According to the above analysis, even if the double-layer steel mesh is equipped according to the Shuabuya concrete slab, it might detract from the impact of shear stress from the concrete slab to a certain extent; however, because of a lack of antishearing reinforcement steel rib, cracks will still emerge.

6. Structural Measures for an Anticrack Face Slab

The above analysis indicates a certain degree of shear stress in the interior of the first-stage concrete slab during advanced construction and reservoir water storage. Its value is large, and therefore, Buxi Power Station, which is equipped with single-layer steel mesh, shows a wide range of shear damage. Although Shuibuya face slab, which is supplied with double-layer steel mesh, has not experienced large-scale shear failure, “I”-shape cracks still appear, so the effect of shear stress cannot be ignored.

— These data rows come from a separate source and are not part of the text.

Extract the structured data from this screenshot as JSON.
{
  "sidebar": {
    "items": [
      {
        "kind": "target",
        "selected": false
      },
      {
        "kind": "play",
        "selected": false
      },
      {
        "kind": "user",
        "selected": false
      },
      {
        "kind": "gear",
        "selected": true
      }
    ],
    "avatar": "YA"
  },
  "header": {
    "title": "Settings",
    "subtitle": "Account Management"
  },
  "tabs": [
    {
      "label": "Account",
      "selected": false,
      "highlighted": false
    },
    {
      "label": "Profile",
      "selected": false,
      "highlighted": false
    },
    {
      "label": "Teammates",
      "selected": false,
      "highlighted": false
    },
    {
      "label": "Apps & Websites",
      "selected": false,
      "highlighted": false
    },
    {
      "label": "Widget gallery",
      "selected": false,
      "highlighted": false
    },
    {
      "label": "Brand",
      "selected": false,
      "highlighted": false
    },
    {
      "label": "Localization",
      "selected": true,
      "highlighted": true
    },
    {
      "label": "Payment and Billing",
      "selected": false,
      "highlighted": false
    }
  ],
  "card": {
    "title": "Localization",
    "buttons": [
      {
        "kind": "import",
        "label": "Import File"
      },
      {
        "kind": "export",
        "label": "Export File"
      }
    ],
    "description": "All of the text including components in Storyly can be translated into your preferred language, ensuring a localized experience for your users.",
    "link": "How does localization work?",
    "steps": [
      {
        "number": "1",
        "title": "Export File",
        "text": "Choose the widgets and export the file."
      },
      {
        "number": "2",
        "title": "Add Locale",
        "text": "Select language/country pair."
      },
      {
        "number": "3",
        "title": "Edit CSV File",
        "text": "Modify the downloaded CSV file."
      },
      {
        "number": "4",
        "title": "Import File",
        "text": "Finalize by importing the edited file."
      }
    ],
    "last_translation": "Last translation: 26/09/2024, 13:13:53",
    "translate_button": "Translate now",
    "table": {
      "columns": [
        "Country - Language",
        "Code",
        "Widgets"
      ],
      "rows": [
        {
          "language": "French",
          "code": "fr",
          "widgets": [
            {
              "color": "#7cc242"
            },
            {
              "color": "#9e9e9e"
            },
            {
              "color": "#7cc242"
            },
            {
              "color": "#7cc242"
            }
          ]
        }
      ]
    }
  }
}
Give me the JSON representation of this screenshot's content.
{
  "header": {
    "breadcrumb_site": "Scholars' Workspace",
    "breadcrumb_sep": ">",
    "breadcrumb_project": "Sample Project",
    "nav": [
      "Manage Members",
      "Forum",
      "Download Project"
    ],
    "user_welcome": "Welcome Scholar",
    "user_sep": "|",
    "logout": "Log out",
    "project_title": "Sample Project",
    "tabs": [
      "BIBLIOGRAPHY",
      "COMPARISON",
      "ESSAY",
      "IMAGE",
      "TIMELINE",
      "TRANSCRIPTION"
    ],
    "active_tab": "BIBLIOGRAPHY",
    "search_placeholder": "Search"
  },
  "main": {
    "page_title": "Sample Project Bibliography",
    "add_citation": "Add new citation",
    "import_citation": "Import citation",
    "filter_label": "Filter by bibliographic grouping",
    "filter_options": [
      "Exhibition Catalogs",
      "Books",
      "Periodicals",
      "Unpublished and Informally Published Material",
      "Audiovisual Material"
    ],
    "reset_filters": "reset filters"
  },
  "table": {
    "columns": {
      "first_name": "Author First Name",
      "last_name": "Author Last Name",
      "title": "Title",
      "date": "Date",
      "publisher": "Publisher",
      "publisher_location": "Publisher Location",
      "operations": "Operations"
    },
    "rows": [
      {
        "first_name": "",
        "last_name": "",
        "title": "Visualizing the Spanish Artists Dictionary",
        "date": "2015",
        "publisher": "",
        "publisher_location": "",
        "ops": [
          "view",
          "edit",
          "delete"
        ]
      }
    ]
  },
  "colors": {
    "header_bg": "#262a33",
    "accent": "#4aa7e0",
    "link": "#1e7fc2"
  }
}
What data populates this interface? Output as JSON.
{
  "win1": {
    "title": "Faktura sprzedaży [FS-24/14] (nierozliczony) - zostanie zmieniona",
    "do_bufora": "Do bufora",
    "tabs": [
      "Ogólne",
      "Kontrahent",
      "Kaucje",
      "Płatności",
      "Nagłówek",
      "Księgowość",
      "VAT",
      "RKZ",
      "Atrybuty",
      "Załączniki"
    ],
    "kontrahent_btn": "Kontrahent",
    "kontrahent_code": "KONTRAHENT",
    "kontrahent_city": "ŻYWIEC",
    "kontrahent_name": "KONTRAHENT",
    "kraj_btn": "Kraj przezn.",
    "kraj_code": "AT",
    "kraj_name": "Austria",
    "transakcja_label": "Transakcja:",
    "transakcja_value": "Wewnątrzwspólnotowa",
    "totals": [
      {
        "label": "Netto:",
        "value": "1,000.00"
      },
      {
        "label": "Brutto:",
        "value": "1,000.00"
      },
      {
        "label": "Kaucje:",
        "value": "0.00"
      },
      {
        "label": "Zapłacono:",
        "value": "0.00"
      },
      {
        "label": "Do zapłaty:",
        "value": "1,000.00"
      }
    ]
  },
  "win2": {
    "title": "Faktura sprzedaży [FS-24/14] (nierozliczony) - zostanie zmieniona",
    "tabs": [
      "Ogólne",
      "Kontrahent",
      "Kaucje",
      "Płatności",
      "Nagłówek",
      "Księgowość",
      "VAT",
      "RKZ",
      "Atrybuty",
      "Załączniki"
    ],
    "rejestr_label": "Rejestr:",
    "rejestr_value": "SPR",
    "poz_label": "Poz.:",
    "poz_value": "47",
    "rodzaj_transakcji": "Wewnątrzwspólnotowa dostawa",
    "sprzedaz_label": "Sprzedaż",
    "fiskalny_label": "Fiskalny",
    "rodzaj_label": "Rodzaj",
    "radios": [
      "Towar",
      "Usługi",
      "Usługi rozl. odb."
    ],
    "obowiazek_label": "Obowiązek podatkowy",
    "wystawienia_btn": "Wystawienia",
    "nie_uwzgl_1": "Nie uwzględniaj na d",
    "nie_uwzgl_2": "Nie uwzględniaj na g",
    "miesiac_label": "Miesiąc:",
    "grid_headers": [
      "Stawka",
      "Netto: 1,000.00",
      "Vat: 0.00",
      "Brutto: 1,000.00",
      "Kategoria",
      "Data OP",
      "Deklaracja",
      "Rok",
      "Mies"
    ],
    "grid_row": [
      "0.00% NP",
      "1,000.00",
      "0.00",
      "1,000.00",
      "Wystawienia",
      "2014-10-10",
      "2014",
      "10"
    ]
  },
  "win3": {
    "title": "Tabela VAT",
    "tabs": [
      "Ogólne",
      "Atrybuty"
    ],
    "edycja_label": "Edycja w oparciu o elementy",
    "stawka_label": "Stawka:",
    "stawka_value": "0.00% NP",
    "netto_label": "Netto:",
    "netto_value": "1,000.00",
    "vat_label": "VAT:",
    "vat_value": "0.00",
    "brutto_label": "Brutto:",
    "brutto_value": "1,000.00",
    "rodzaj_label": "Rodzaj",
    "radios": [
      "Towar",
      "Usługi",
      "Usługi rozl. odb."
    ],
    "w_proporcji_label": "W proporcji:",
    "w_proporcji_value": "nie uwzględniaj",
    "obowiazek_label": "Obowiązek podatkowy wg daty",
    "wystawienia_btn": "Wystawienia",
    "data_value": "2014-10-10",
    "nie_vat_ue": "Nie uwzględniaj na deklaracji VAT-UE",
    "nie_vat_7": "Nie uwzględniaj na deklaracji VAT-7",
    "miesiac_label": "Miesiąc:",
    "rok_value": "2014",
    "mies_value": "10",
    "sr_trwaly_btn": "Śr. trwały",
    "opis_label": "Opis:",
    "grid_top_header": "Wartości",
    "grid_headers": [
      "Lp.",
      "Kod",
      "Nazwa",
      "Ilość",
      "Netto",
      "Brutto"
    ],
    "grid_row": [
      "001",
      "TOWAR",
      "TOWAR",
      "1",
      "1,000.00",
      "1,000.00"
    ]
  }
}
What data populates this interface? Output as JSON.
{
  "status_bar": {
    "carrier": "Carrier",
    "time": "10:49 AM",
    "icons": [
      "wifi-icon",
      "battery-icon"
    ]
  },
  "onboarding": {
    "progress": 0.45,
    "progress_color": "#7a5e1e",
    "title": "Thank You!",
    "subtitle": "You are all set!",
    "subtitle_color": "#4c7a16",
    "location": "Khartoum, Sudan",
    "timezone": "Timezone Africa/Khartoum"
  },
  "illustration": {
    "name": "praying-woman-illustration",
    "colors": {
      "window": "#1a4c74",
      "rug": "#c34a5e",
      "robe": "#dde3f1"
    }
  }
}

If the impact of shear stress on the concrete slab can be weakened, any appropriate method can be applied to reduce the probability of crack occurrence. Based on this concept, the corresponding structural measures proposed in this paper are described as follows:(1)By comparing concrete slab cracks of Buxi Power Station with those of Shuibuya Power Station, in the case of advance slab construction and reservoir water storage, the first-stage concrete slab should be equipped with double-layer steel mesh to strengthen shear stress resistance.(2)Calculation reveals that if a large shear stress value is obtained, appropriate shear reinforcement steel rebar should still be arranged to increase the shear deformation resistant ability and reduce the probability of crack occurrence on the face slab.(3)Prior to concrete pouring of the late-stage face slab, the reservoir water should be lowered to a certain level to allow the internal stress of the slab to be moderated and unleashed, thereby reducing the internal stress intensity of the first-stage face slab and the stress change during late-stage reservoir water storage.(4)According to the monitoring data for the Buxi Power Station, although the concrete slab experienced a large, abrupt change, the subsequent monitoring data returned to normal, except for partial instrument reading failure, indicating that the duration of the abrupt change was relatively short, and the deformation tends to stabilize thereafter. Judging by the monitoring data alone, it is difficult to determine whether the slab has experienced shear failure. Therefore, the monitoring data will only serve as a basis for determination. Specific circumstances still need further analysis.

7. Conclusions

Due to their long construction period and sectioned filling, the flooding of high concrete-face rockfill dams during flood season is both predestined and inevitable. Because of demand in the case of flood and power generation, large stress occurred in the interior of the first-stage face slab during the advanced construction of the first-stage slab and reservoir water storage. Prior to second-stage slab pouring, if the internal stress of the first-stage slab cannot be effectively eliminated or reduced, it will increase along with the increase in the water level. The shear stress value in this range tends to increase gradually. Therefore, the application of a conventional design plan and construction method clearly cannot adapt to the deformation characteristics under force. The practical experiences of Buxi and Shuibuya Power Stations have undoubtedly provided important references for design and construction.

Data Availability

The data used to support the findings of this study are available from the corresponding author upon request.

Conflicts of Interest

The authors declare that they have no conflicts of interest.